Report back every line in the data that includes the string "Intensity".

START Supplied records

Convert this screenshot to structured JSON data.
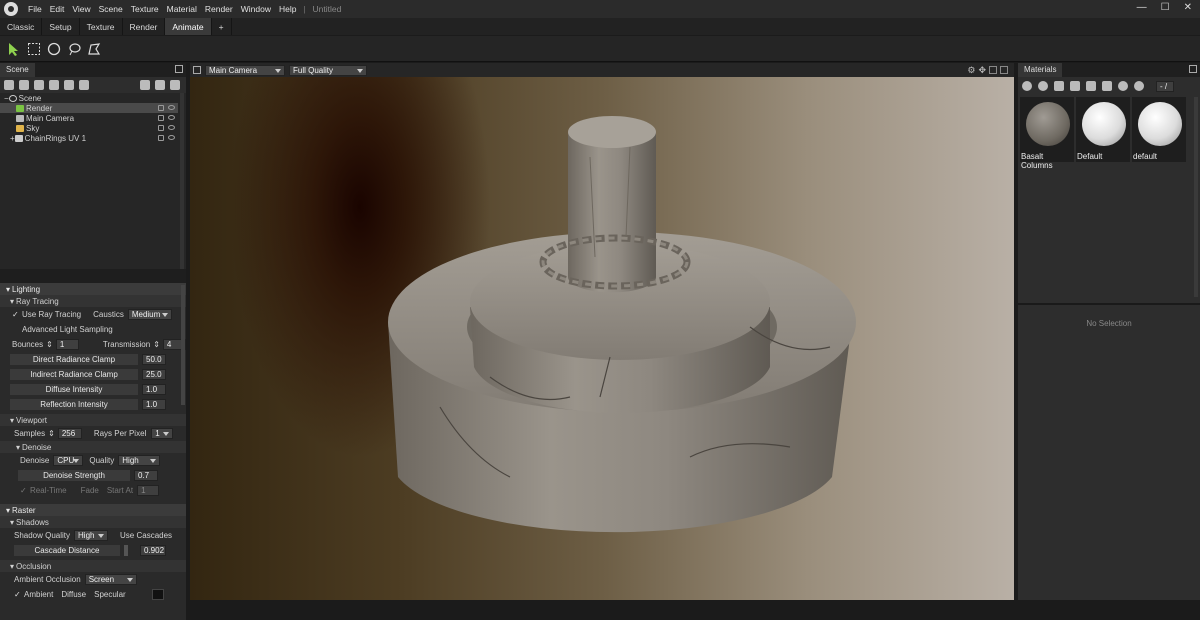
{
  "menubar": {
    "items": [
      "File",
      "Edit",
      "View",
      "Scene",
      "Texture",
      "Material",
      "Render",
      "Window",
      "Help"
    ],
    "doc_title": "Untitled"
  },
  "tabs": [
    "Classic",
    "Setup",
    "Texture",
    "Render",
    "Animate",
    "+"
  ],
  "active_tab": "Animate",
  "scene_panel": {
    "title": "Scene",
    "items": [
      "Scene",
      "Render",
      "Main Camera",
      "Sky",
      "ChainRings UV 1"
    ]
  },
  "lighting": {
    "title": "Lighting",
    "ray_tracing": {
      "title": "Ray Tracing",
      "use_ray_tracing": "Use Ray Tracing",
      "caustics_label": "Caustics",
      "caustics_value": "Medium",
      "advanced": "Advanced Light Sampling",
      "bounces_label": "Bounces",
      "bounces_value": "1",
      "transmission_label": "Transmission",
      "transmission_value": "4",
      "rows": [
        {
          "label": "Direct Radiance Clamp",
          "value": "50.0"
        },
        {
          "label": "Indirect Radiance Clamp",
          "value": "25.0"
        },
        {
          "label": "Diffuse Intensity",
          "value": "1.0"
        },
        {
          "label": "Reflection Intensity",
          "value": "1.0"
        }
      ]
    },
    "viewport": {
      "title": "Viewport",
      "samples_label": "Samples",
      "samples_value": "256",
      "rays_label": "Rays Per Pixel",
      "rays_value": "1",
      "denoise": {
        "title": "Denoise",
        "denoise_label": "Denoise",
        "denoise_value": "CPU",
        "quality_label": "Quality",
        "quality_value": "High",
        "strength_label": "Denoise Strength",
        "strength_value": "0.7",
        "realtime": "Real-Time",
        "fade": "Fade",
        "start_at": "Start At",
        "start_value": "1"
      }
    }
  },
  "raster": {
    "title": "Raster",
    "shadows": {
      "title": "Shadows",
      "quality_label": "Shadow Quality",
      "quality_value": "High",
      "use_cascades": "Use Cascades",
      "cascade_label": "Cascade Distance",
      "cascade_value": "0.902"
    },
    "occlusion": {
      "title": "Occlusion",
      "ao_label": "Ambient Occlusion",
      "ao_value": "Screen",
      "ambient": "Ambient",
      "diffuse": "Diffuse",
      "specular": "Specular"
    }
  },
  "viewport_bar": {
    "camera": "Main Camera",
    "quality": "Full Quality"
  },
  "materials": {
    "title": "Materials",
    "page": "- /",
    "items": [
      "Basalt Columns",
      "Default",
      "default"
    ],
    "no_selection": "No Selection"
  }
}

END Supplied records
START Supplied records

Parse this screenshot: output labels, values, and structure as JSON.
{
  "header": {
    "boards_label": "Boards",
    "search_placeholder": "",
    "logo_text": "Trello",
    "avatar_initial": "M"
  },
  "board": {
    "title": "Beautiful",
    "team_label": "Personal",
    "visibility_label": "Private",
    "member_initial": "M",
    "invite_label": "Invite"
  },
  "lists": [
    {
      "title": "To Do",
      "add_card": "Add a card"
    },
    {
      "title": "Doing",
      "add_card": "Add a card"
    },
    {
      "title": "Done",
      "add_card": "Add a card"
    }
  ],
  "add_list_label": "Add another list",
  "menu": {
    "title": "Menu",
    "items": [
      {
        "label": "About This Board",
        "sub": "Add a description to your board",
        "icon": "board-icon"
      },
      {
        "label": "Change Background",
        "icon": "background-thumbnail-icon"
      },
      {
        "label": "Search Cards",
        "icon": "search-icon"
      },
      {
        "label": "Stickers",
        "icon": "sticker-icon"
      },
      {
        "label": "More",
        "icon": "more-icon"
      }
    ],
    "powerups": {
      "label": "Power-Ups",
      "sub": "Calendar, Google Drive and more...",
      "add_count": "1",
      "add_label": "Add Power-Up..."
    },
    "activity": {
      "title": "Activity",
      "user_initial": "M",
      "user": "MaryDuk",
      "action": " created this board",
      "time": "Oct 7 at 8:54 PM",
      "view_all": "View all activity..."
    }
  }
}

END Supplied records

**Answer to the exercise**.
          "label": "Diffuse Intensity",
          "label": "Reflection Intensity",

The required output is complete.